In 2013, the programmer prodigy of North America, Aaron Swartz, known as the Son of the Internet, considered that it was a miserable attitude not to share knowledge as he had received in elite universities. He was arrested on four charges of computer fraud and attempting to publish private databases. The State increased the initial penalty from one million dollars and 35 years in prison to four million and 50 years. Such was the pressure, so overwhelming was the dead end, that Swartz committed suicide by hanging himself from a rope, as in the macabre game of hangman.

Thousands of anonymous people, enraged by Swartz’s forced suicide, unleashed a barrage of cyber-attacks against intelligence agency websites. Urged to set an example, and to give a name to an anonymous crowd, Justice chose as a victim Lauri Love, a young British hacker and autistic named none other than Love. Love had been doing severe computer hacking with a computer he kept hidden in a closet in his parents’ home in London, and was arrested on charges of massive theft of official data. In clear precedent of what has just happened with Assange, England denied his extradition on mental health grounds that would lead him to extreme depression and suicide.
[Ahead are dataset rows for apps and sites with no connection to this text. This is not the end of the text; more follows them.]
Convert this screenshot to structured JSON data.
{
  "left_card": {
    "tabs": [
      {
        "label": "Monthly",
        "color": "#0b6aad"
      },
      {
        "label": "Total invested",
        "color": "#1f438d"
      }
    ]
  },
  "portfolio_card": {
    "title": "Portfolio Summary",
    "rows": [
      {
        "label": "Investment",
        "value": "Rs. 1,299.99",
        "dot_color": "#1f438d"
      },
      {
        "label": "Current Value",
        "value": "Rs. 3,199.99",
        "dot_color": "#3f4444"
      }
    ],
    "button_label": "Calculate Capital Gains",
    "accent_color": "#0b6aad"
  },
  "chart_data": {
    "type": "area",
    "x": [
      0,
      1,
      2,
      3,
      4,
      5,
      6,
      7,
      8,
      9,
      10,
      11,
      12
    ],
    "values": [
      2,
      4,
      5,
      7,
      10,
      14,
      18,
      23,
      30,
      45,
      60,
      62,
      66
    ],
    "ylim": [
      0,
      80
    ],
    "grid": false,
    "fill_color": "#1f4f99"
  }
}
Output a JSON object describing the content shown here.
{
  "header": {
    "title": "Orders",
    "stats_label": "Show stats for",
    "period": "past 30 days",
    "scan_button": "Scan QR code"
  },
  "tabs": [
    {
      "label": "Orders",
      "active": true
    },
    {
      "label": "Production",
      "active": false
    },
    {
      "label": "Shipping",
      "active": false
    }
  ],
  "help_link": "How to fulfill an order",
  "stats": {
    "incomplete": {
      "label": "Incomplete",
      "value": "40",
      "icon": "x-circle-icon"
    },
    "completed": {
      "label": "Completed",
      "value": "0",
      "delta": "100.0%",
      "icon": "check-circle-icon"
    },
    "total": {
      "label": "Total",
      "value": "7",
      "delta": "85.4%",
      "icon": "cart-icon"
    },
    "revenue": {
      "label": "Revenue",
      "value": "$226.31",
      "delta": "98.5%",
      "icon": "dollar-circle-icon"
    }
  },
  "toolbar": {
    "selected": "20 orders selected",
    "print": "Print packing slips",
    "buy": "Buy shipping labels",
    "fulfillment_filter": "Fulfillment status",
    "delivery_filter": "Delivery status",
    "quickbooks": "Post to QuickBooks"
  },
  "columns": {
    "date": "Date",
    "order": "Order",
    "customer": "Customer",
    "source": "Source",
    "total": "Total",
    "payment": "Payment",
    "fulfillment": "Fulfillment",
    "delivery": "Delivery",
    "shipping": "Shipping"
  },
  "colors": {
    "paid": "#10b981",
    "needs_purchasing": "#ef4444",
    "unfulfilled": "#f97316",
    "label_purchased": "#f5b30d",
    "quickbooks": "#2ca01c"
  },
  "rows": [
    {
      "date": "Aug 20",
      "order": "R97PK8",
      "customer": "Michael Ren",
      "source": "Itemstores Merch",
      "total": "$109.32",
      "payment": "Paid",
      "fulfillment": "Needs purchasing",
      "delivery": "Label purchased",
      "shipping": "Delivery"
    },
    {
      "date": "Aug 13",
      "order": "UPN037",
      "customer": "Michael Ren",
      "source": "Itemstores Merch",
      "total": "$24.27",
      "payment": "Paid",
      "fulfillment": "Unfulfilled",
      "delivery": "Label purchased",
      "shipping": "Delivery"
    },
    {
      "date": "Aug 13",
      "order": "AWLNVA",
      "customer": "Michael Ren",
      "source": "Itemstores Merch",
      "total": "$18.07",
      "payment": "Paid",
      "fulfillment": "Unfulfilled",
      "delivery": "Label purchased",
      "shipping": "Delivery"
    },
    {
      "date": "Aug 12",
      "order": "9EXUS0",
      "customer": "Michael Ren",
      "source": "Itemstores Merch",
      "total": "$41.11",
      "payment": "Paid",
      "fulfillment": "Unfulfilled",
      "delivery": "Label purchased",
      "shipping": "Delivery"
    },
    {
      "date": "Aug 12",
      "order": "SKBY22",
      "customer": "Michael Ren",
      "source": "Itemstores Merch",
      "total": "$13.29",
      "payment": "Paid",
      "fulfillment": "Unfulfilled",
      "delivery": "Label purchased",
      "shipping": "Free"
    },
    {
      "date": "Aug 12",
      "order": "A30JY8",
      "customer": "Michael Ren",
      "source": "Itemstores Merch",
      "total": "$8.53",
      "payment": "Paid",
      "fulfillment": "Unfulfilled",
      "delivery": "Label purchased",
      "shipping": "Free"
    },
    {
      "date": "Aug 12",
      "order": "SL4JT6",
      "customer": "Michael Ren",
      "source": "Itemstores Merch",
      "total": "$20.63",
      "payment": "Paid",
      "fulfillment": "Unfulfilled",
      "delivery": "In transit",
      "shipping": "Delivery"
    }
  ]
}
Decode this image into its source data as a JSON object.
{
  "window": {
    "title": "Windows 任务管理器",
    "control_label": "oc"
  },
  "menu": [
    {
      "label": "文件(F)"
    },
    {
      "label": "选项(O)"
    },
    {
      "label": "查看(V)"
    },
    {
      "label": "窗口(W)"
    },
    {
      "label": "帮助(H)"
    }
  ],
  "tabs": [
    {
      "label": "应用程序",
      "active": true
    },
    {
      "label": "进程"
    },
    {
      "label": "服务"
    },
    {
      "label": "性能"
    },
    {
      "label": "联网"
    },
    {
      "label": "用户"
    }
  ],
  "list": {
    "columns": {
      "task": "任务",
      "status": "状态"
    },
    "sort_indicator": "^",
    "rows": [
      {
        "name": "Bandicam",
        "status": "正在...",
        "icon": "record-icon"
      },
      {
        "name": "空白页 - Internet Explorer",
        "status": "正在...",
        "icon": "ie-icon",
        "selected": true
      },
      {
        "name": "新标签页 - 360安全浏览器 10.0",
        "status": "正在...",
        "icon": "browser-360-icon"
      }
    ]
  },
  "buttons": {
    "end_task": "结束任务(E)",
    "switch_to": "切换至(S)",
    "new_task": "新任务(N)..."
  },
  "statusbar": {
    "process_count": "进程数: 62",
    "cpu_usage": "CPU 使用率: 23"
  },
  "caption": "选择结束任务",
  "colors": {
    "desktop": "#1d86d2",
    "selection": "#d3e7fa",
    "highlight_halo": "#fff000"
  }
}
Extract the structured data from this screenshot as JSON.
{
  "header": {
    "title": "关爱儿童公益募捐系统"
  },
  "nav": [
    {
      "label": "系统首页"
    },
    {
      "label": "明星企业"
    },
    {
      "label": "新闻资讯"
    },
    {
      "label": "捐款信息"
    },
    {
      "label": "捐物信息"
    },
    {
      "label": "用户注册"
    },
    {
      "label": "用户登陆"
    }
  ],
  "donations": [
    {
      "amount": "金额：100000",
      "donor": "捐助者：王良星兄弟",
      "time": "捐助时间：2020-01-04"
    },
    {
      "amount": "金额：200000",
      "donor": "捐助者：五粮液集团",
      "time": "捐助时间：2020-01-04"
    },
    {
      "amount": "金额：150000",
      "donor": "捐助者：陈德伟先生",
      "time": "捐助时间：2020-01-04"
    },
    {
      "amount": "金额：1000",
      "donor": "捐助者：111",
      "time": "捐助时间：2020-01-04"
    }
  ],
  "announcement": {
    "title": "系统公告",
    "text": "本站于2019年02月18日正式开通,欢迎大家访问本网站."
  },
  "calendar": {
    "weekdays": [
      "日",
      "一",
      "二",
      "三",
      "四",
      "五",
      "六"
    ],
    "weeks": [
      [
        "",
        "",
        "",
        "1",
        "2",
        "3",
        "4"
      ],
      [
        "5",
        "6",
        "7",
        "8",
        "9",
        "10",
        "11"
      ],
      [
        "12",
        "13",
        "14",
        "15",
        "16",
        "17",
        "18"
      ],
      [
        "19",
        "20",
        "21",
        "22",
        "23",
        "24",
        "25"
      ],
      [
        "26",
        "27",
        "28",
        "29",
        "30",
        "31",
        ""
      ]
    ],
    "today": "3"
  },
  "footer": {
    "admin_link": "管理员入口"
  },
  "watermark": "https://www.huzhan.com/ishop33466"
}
Enter now into the scene of Typhoon, the Rage of the Whip and the Burial in Life. The third death. Assange has been exempted from extradition, but denied parole, and remains in Belmarsh prison, the English Guantanamo, where he has been held for the past three years, confined 23 hours a day in total isolation and sensorial deprivation. In his cell, his fight against Typhoon is constant. If he wants to survive, he must keep her at bay. Yanis Varoufakis, who visited him in Belmarsh last June, could see how he resists minute by minute, determined to preserve at all costs his integrity and lucidity. “As soon as I let go of my guard, I lose it,” he told Varoufakis. Pedro Miguel, from the Mexican newspaper La Jornada, knows Assange personally and believes that “no one is better prepared than he is for the situation he has to face”.

They accuse me of being a demon, a monster. The phrase is from Assange himself. But monster comes from showing. Monster is the one who shows, and Assange’s ordeal shows us how Power manipulates Justice. Any of the three forms of death applied to Assange would be a coup de grace for the freedom of the press. To see him alive, lucid and free is the battle of his vast solidarity network, and of every journalist, researcher, informant, filter, writer, artist, academic or hacker who believes in the right to inform and be informed. And that revealing the truth cannot be a cause of death.